Using mass spectrometry and site-directed mutagenesis, the authors found four new amino acid residues within OST1’s activation loop that serve as both auto- and transphosphorylation sites and that are essential for OST1 activation and ABA-induced stomatal closure. Different phosphorylation statuses in this region of OST1 may specify the diversity of downstream signalling responses. Interestingly, the identified phosphosite cluster did not only comprise serine and threonine, which are most often targets of kinases and phosphatases, but also phosphorylation of specific tyrosine residues was pivotal for OST1 activation in the presence of ABA. Transgenic ost1 plants transformed with a phospho-dead tyrosine mutated Y182F variant of OST1 failed to close their stomata in response to ABA application and transcription of ABA-responsive genes was significantly decreased compared to wild-type plants. Furthermore, the membrane transporter SLAC1, which is activated by OST1-mediated phosphorylation, had a reduced phosphorylation status in these mutants indicating that the mutated OST1 failed to phosphorylate SLAC1. By contrast, phospho-mimetic Y182D mutagenized OST1 rescued the ost1 phenotype.
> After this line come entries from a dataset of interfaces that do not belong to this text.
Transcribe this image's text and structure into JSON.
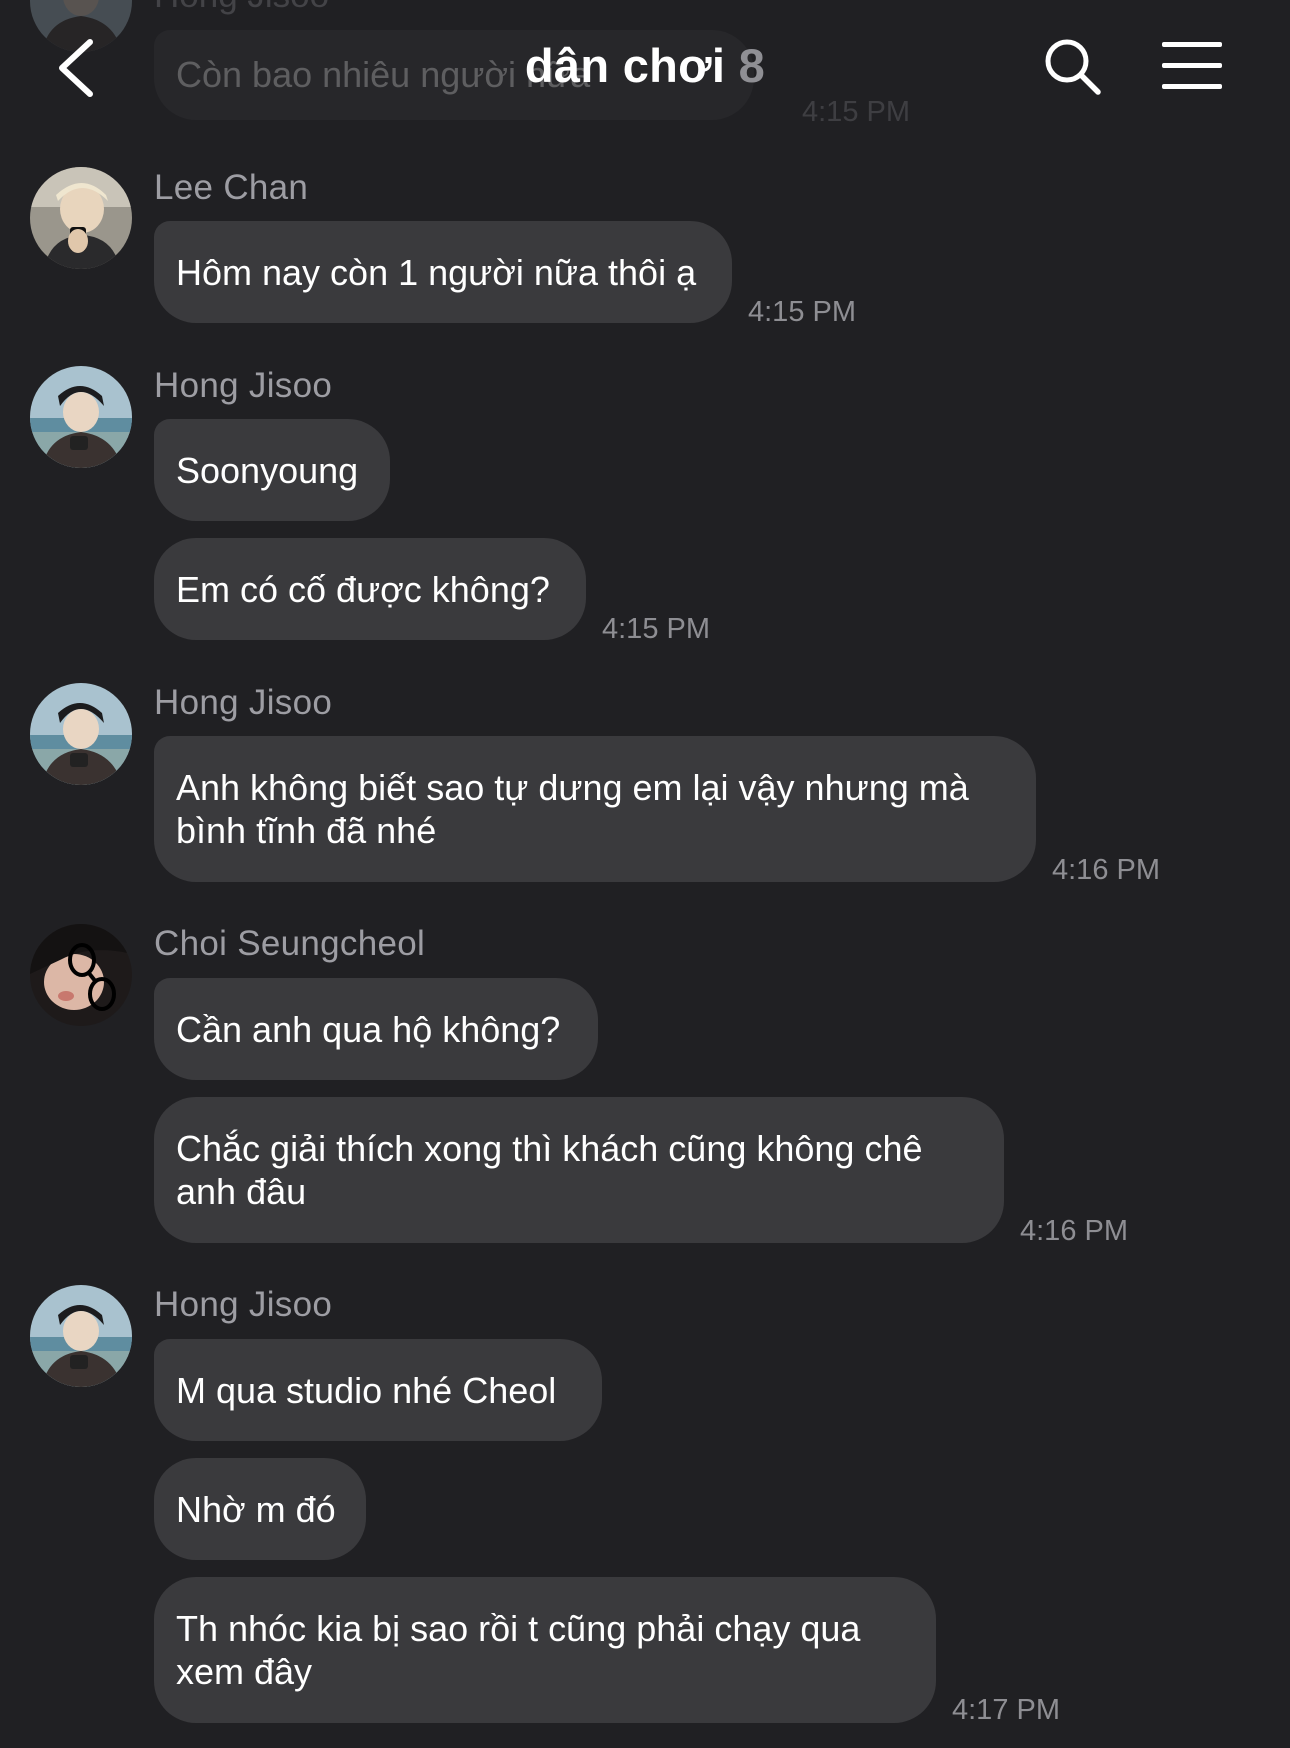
{
  "header": {
    "title": "dân chơi",
    "member_count": "8",
    "back_icon": "chevron-left-icon",
    "search_icon": "search-icon",
    "menu_icon": "hamburger-menu-icon"
  },
  "previous_message": {
    "sender": "Hong Jisoo",
    "text": "Còn bao nhiêu người nữa",
    "time": "4:15 PM"
  },
  "messages": [
    {
      "sender": "Lee Chan",
      "bubbles": [
        "Hôm nay còn 1 người nữa thôi ạ"
      ],
      "time": "4:15 PM"
    },
    {
      "sender": "Hong Jisoo",
      "bubbles": [
        "Soonyoung",
        "Em có cố được không?"
      ],
      "time": "4:15 PM"
    },
    {
      "sender": "Hong Jisoo",
      "bubbles": [
        "Anh không biết sao tự dưng em lại vậy nhưng mà\nbình tĩnh đã nhé"
      ],
      "time": "4:16 PM"
    },
    {
      "sender": "Choi Seungcheol",
      "bubbles": [
        "Cần anh qua hộ không?",
        "Chắc giải thích xong thì khách cũng không chê\nanh đâu"
      ],
      "time": "4:16 PM"
    },
    {
      "sender": "Hong Jisoo",
      "bubbles": [
        "M qua studio nhé Cheol",
        "Nhờ m đó",
        "Th nhóc kia bị sao rồi t cũng phải chạy qua\nxem đây"
      ],
      "time": "4:17 PM"
    }
  ],
  "colors": {
    "background": "#202023",
    "bubble": "#3a3a3d",
    "sender_name": "#9d9da3",
    "timestamp": "#8e8e93",
    "text": "#ffffff"
  }
}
These results show for the first time that tyrosine phosphorylation is functionally important in the OST1-mediated drought response, a surprising novelty since OST1 has thus far only been described as a serine/threonine kinase. Even more surprising is the finding that this characteristic of OST1 is obviously not that exceptional but conserved in close homologues of the SnRK2 family. Even a subset of PP2C phosphatases including ABI1 was shown to exert tyrosine phosphatase activity on phosphorylated Y182 of OST1. Since the PP2Cs lack the conserved amino acid sequence motif CX5R that is characteristic for other bona-fide tyrosine phosphatases the authors suspect that these enzymes with dual specificity for serine/threonine and tyrosine may adopt different catalytic mechanisms. Uncovering these mechanisms and finding more non-homologue but functionally similar proteins will be an exciting task for the future.

JXB Volume 72, Issue 15 – Editor’s choice

Tiny pores with massive impact: most gas exchange between leaves of terrestrial plants and the environment occurs through stomata.  Fundamental understanding of molecular mechanisms regulating their opening and closing is essential to breed climate-resilient crops and assess global water and carbon cycles.  



Author: Mareike Jezek
Category: JXB
Mareike Jezek

Mareike Jezek

Mareike Jezek is the publication Advisor (Institute of Molecular Cell & Systems Biology) of the University of Glasgow and also the Assistant Editor of the Journal of Experimental Botany 

see all


Check out our upcoming events

SEB Annual Conference Montpellier 2022
Montpellier, France
5 - 8 July 2022